AHA “strongly” requested that “HHS clarify that all business associates are governed by § 164.410(a) and its standard that a covered entity only ‘discovers’ a breach when informed of the breach by its business associate.”
This would be a big help, AHA says, especially because subcontractors are now included in the breach requirements. Because these entities are going to be entirely new to HIPAA, they — as well as CEs and BAs — will be struggling to apply the concept of agency properly.
If OCR doesn’t choose to remove the agent provision from the breach requirement, AHA asks instead if it could actually list who is an agent and who isn’t. “In the alternative, if HHS believes that an agent distinction is necessary, HHS could limit its definition of agency to certain common fiduciary relationships, such as lawyer-client and accountant-client relationships,” AHA says.
And the provision appears impossible to follow, says AHA. “Where a breach is experienced by a subcontractor who is working on behalf of a business associate agent, the covered entity for whom the business associate is an agent may have an obligation to notify affected individuals before it ever receives actual knowledge of the breach or in a very limited timeframe after it receives actual knowledge of the breach,” the association’s letter says.
Hirsch says OCR should heed the call from AHA and others to clarify the proposed rule. “I think it does make sense, at the very least, to give examples.
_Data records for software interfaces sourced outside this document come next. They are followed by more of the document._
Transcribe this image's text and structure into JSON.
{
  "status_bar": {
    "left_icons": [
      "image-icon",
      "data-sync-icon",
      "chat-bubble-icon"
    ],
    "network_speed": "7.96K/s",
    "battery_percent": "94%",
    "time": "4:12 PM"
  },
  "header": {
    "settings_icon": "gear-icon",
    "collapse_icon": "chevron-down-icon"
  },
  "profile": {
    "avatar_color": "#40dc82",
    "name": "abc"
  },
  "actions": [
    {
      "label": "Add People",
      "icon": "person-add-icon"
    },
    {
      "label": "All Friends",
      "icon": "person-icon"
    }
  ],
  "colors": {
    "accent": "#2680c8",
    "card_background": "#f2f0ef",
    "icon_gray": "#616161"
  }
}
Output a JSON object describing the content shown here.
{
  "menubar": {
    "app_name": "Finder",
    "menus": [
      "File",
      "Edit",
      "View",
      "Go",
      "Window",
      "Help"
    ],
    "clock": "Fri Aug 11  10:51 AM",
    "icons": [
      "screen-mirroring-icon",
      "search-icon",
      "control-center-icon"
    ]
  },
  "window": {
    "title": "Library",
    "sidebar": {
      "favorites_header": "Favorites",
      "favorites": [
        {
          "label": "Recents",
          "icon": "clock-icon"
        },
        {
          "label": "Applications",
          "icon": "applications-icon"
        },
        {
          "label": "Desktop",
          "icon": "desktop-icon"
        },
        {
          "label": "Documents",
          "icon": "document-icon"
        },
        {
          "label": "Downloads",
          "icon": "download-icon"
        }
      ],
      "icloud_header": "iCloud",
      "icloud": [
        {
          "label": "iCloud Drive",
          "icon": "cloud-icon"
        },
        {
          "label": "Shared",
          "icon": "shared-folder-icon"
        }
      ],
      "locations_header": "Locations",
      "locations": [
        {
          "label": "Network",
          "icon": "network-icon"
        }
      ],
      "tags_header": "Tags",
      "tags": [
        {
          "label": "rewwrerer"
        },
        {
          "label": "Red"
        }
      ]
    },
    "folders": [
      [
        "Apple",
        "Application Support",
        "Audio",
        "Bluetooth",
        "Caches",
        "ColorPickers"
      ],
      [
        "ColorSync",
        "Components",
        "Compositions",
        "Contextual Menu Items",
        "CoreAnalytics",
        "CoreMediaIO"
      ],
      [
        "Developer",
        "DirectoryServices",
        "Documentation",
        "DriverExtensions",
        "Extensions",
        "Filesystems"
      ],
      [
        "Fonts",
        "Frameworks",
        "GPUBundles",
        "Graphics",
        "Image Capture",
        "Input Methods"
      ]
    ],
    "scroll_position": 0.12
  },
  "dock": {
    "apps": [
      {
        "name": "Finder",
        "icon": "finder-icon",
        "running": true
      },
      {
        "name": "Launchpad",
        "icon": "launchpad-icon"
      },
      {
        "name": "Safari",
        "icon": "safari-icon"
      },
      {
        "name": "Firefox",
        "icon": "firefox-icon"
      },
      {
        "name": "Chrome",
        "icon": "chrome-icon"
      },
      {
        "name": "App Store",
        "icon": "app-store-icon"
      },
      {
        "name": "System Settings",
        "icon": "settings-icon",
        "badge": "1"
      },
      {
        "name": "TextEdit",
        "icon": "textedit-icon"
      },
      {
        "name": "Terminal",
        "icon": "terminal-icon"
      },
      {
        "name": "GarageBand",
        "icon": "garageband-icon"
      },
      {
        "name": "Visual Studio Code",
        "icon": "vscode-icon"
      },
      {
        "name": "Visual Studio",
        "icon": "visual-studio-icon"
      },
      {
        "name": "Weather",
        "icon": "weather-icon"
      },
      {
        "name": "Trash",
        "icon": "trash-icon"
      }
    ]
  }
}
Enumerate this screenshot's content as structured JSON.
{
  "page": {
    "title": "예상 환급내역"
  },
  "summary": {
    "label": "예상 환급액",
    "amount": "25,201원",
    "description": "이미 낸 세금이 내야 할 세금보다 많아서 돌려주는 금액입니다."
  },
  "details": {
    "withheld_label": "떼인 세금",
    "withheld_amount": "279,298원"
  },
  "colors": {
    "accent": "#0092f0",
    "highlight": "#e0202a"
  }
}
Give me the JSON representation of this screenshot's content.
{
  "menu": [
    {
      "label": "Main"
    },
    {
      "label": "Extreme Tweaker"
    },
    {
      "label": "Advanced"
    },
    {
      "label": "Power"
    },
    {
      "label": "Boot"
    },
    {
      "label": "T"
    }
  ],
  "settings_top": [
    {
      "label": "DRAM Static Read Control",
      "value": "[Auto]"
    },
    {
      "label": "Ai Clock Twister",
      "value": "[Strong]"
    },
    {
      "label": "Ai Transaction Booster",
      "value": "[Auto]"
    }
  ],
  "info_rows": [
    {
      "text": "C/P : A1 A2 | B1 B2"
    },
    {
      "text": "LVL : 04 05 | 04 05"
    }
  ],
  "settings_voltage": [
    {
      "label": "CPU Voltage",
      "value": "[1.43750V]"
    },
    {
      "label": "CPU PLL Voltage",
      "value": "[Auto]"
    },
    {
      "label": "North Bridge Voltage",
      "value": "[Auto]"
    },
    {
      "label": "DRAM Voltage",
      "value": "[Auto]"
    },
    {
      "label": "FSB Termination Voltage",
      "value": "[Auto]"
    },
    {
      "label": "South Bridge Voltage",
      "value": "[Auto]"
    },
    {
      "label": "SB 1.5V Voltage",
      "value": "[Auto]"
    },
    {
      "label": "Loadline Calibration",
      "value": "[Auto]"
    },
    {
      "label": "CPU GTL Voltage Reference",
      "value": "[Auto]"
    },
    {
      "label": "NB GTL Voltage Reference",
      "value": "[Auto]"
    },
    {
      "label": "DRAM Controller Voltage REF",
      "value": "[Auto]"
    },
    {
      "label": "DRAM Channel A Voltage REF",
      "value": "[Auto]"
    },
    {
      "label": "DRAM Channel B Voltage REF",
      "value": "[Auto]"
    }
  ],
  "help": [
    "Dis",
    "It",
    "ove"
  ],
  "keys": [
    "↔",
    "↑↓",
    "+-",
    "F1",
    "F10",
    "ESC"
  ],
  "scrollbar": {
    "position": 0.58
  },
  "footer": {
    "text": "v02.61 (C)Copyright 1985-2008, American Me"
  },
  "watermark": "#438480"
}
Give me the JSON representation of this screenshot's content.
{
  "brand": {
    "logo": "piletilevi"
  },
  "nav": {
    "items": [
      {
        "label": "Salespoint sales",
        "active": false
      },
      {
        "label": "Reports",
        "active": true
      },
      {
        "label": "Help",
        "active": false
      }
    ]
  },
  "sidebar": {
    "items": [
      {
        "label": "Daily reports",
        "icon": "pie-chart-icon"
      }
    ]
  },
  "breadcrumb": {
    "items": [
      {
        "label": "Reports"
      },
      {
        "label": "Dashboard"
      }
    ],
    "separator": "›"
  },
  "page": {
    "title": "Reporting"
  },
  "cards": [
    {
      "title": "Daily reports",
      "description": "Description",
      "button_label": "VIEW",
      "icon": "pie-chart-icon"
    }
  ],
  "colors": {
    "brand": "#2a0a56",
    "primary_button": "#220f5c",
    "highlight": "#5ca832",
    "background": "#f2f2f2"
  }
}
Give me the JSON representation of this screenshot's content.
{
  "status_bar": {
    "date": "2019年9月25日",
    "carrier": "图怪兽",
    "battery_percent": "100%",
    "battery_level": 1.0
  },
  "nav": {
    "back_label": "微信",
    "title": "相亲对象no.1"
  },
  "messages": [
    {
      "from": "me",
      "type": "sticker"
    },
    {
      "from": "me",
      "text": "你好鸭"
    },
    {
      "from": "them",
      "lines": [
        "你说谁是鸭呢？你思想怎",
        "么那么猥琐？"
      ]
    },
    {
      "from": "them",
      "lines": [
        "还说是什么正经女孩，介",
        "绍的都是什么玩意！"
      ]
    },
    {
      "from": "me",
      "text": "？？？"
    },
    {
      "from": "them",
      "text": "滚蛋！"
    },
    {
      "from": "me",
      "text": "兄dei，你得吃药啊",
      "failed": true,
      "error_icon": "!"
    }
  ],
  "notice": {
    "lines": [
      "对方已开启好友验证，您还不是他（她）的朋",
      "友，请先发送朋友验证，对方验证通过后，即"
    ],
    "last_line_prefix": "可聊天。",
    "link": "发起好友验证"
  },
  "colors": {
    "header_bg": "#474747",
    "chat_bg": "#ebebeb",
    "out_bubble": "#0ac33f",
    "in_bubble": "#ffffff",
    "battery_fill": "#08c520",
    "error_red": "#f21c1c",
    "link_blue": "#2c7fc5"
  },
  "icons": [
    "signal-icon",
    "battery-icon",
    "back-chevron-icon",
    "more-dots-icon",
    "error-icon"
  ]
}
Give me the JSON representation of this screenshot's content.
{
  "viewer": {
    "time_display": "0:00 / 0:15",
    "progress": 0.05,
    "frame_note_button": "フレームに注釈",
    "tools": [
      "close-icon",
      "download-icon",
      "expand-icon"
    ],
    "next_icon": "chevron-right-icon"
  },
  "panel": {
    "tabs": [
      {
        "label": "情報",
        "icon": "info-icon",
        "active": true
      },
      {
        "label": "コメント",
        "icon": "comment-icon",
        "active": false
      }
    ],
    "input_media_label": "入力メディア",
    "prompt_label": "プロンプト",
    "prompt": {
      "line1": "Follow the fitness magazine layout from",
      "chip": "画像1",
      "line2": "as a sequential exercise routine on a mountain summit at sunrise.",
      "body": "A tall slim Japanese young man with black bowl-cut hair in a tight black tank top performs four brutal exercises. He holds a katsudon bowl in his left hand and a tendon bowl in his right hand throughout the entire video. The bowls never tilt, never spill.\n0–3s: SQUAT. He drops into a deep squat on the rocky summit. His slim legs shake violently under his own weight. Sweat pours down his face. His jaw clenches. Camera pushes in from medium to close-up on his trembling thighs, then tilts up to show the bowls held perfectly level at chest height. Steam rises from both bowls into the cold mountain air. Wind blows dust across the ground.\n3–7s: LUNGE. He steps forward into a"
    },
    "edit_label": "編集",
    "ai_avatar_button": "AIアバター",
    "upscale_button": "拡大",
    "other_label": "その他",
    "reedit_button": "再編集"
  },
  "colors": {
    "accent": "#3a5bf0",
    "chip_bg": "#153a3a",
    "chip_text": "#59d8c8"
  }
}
A few vague references to the federal common law of agency aren’t very helpful,” he says.